We are obliged, therefore, to vacate the judgment of conviction (1) not only because appellant was not adequately apprised, in substantial compliance with Rule 42(b), that he was being called to answer a specific charge of criminal contempt, but also (2) because the evidence before the court was insufficient to support a finding that appellant had committed a criminal contempt of court in the course of his testimony before the grand jury.
In No. 4732, the judgment of the District Court is vacated, and the case is remanded to that Court with direction to dismiss the proceeding against John H. Carlson on the grand jury's presentment, however that proceeding may properly be characterized.
In Nos. 4733 and 4734, the appeals are dismissed as moot.
1 The other opinions in this group of cases, in the suggested order of reading, are in Hooley v. United States, 1 Cir., 209 F.2d 219; O'Keefe v. United States, 1 Cir., 209 F.2d 223; Maffie v. United States, 1 Cir., 209 F.2d 225; Daly v. United States, 1 Cir., 209 F.2d 232 and Hooley v. United States, 1 Cir., 209 F.2d 234.

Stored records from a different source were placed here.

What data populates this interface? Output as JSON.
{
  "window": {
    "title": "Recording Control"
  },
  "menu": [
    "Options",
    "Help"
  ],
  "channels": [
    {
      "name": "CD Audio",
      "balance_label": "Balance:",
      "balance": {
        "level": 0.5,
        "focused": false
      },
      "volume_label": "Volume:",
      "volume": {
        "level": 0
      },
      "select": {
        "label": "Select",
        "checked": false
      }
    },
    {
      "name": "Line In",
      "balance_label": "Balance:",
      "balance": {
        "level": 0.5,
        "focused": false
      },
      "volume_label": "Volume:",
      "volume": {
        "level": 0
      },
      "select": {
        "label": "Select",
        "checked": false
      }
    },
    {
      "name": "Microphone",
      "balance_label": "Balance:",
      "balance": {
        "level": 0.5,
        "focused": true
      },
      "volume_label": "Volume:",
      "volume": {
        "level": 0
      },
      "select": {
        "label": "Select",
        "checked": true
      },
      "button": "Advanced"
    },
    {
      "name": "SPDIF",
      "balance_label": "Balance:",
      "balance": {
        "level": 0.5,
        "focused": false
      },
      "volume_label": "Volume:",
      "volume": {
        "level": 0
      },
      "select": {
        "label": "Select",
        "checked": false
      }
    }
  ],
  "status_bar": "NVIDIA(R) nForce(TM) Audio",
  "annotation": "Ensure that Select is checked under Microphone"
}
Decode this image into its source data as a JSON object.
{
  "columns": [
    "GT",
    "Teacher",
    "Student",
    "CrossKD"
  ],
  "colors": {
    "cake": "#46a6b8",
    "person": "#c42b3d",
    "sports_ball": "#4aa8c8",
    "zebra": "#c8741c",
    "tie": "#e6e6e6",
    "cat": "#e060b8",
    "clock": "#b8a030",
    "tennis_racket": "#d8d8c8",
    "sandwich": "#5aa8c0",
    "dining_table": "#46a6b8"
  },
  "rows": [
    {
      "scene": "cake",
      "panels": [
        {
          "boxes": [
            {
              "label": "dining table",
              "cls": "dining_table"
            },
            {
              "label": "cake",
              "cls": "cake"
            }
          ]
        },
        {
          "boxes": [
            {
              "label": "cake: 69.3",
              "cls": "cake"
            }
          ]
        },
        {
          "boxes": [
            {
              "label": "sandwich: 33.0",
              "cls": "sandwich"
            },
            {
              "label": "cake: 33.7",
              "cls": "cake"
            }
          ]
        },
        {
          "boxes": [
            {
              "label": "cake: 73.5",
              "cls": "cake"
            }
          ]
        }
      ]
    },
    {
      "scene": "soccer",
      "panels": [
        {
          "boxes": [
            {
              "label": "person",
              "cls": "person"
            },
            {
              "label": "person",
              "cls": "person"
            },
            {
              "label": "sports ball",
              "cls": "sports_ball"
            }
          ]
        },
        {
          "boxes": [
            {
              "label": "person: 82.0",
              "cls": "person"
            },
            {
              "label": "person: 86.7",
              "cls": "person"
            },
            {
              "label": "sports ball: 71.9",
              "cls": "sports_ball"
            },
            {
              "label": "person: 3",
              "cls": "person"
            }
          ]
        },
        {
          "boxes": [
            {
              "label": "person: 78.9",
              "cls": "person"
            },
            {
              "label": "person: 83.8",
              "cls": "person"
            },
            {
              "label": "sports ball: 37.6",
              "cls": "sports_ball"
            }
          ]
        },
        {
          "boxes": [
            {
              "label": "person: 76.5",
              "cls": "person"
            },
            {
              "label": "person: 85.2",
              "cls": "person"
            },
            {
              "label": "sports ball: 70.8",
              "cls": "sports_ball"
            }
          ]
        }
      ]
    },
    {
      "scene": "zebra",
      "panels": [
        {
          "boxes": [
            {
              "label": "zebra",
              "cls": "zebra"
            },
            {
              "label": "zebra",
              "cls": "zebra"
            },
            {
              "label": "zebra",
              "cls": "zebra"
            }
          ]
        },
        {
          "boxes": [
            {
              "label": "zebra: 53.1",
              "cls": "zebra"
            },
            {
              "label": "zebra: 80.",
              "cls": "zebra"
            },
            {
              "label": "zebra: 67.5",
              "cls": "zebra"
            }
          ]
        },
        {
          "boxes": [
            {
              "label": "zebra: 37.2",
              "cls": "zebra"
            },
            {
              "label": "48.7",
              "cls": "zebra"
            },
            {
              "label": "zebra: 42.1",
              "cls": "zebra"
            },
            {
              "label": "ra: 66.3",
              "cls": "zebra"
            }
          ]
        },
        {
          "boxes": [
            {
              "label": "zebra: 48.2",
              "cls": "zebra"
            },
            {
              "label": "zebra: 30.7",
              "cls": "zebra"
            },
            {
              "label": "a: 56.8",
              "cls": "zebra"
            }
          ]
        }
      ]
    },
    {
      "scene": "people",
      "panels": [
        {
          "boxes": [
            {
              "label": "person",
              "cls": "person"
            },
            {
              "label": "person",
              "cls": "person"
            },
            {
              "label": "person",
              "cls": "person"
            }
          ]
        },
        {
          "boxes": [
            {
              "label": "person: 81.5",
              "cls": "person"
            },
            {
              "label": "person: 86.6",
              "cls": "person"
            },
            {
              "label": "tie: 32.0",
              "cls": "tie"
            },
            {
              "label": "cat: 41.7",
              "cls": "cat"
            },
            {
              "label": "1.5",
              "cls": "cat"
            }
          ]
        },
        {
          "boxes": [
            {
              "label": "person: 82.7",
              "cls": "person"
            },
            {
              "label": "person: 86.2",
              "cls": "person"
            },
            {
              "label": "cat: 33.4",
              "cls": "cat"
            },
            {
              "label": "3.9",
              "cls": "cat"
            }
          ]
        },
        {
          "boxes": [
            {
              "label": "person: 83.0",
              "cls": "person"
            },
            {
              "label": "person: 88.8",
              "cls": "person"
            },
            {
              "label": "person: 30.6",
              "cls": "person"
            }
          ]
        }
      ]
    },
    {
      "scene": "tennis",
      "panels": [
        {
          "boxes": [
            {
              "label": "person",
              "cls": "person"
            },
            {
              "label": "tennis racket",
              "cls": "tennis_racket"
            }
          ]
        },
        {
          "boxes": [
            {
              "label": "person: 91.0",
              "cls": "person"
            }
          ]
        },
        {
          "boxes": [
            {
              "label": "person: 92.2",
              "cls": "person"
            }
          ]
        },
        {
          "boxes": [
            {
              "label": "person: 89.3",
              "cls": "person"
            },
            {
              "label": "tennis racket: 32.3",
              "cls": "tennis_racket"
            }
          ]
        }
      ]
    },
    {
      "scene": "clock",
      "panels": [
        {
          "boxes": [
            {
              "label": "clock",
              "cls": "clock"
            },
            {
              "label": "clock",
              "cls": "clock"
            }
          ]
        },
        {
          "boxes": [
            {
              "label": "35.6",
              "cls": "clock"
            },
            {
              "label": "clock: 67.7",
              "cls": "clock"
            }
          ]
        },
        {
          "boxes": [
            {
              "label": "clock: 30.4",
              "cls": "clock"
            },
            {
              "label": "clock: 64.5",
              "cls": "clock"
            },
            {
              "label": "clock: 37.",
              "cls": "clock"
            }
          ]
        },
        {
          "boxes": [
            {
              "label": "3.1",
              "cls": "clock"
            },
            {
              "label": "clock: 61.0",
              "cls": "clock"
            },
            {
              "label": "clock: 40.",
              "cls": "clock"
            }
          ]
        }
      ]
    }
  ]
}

2 We are not clear what would have been the legal effect of this document had Carlson signed it. A witness does not take into the grand jury room any immunity from criminal prosecution on account of what he may disclose in his testimony; and therefore he has no immunity to waive. See United States v.